#### [WORK INSTRUCTIONS]
For the entries that follow, state how many lines include the word "icon", giving the number and nothing else.
*** RECORD EXCERPTS ***
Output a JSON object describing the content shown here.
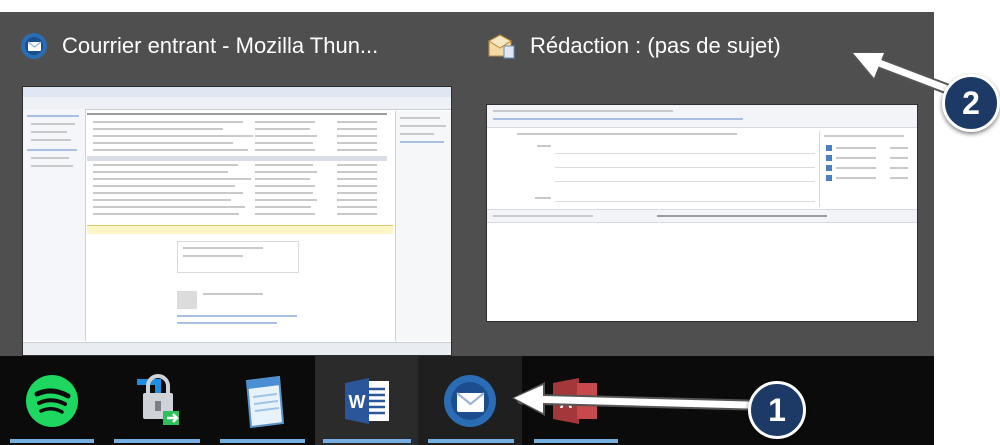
{
  "preview_popup": {
    "thunderbird_window": {
      "title": "Courrier entrant - Mozilla Thun...",
      "icon": "thunderbird-icon"
    },
    "compose_window": {
      "title": "Rédaction : (pas de sujet)",
      "icon": "compose-envelope-icon"
    }
  },
  "taskbar": {
    "items": [
      {
        "name": "Spotify",
        "icon": "spotify-icon"
      },
      {
        "name": "Network lock",
        "icon": "network-lock-icon"
      },
      {
        "name": "Notepad",
        "icon": "notepad-icon"
      },
      {
        "name": "Word",
        "icon": "word-icon"
      },
      {
        "name": "Thunderbird",
        "icon": "thunderbird-icon"
      },
      {
        "name": "Access",
        "icon": "access-icon"
      }
    ]
  },
  "callouts": [
    {
      "number": "1",
      "target": "thunderbird taskbar button"
    },
    {
      "number": "2",
      "target": "compose window preview"
    }
  ],
  "colors": {
    "popup_bg": "#4f4f4f",
    "taskbar_bg": "#0b0b0b",
    "underline": "#77aee0",
    "badge_bg": "#1d3a66"
  }
}
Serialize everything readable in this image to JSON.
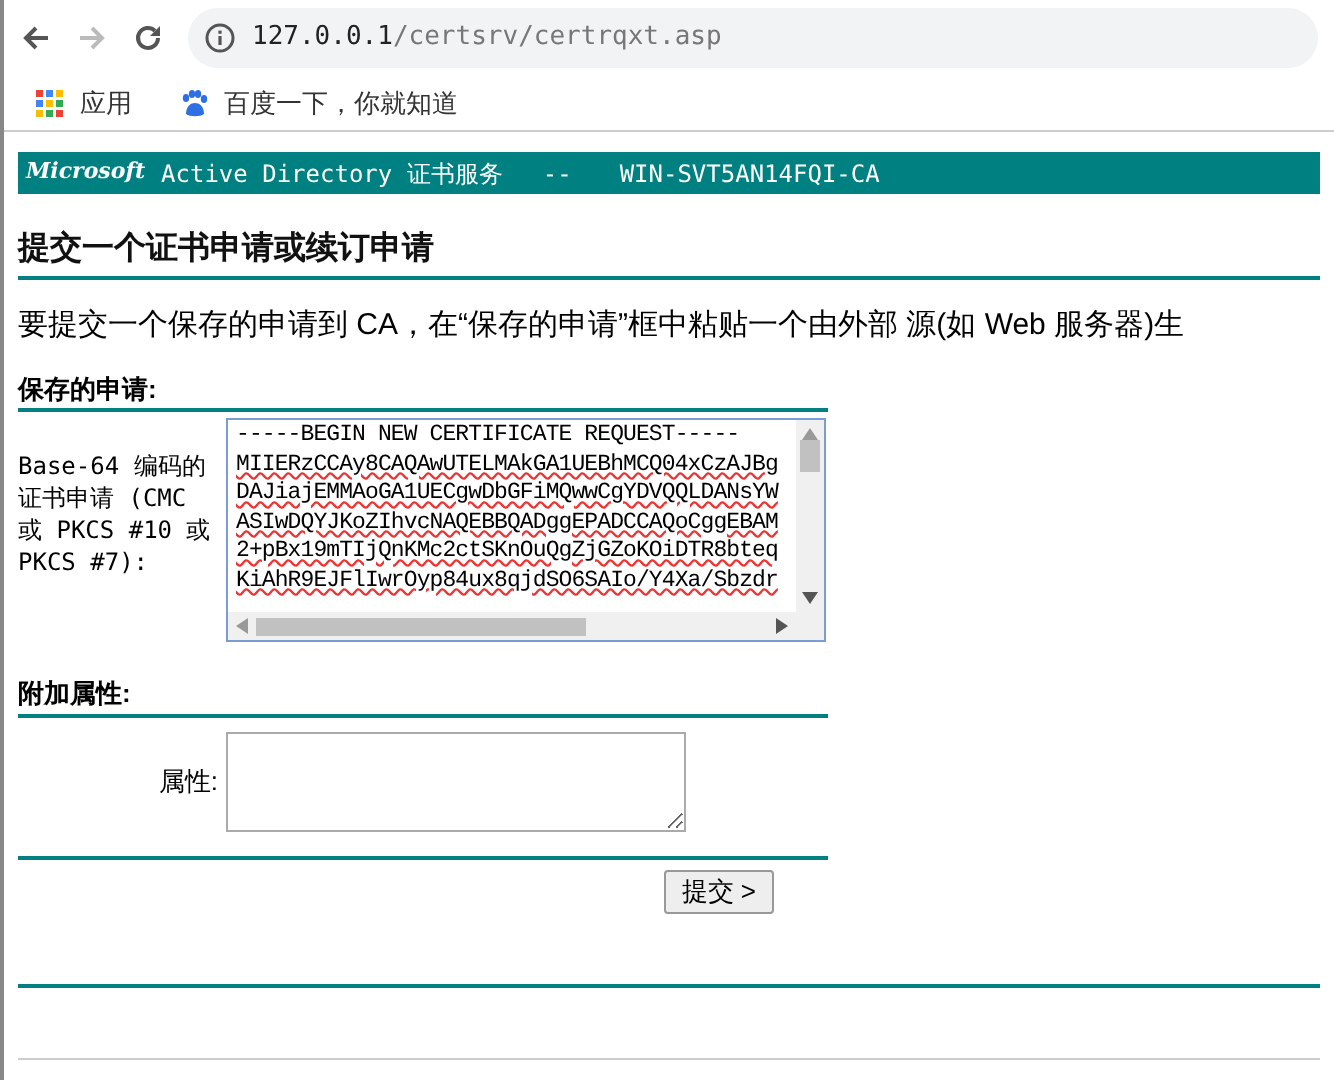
{
  "browser": {
    "url_host": "127.0.0.1",
    "url_path": "/certsrv/certrqxt.asp",
    "bookmarks": [
      {
        "label": "应用",
        "kind": "apps"
      },
      {
        "label": "百度一下，你就知道",
        "kind": "paw"
      }
    ]
  },
  "header": {
    "logo": "Microsoft",
    "title": "Active Directory 证书服务",
    "separator": "--",
    "ca_name": "WIN-SVT5AN14FQI-CA"
  },
  "page_title": "提交一个证书申请或续订申请",
  "intro": "要提交一个保存的申请到 CA，在“保存的申请”框中粘贴一个由外部 源(如 Web 服务器)生",
  "saved_request": {
    "heading": "保存的申请:",
    "label": "Base-64 编码的证书申请 (CMC 或 PKCS #10 或 PKCS #7):",
    "lines": [
      "-----BEGIN NEW CERTIFICATE REQUEST-----",
      "MIIERzCCAy8CAQAwUTELMAkGA1UEBhMCQ04xCzAJBg",
      "DAJiajEMMAoGA1UECgwDbGFiMQwwCgYDVQQLDANsYW",
      "ASIwDQYJKoZIhvcNAQEBBQADggEPADCCAQoCggEBAM",
      "2+pBx19mTIjQnKMc2ctSKnOuQgZjGZoKOiDTR8bteq",
      "KiAhR9EJFlIwrOyp84ux8qjdSO6SAIo/Y4Xa/Sbzdr"
    ]
  },
  "attributes": {
    "heading": "附加属性:",
    "label": "属性:"
  },
  "submit": "提交 >"
}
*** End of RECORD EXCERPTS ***
#### [RESULT OF THIS TASK]
8